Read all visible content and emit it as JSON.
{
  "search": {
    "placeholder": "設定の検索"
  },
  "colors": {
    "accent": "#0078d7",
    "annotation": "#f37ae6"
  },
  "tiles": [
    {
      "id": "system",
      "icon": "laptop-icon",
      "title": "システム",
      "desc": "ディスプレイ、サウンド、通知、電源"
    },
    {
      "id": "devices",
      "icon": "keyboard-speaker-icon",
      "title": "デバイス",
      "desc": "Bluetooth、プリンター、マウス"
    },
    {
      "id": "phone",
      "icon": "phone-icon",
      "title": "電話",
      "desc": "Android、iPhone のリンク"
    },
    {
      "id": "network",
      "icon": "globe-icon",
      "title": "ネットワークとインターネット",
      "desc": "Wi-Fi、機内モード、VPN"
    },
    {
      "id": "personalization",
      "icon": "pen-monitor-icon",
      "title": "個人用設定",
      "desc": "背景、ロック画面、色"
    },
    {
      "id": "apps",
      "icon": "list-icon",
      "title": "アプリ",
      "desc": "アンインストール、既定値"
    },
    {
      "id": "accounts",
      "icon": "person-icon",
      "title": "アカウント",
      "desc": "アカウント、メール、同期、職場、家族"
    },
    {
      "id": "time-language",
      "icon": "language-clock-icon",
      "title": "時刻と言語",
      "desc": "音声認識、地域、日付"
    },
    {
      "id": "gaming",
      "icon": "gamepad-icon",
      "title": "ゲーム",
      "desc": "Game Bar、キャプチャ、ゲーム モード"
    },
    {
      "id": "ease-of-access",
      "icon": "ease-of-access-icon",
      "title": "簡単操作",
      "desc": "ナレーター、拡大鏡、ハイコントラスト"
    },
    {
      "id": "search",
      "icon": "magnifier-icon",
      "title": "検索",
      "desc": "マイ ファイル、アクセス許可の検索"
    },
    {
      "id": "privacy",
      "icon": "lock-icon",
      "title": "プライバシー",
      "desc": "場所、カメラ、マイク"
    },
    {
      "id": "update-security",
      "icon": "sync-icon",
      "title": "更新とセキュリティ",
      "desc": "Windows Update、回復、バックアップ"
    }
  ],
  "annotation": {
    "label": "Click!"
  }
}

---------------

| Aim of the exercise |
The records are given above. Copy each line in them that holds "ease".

| Output for this task |
      "id": "ease-of-access",
      "icon": "ease-of-access-icon",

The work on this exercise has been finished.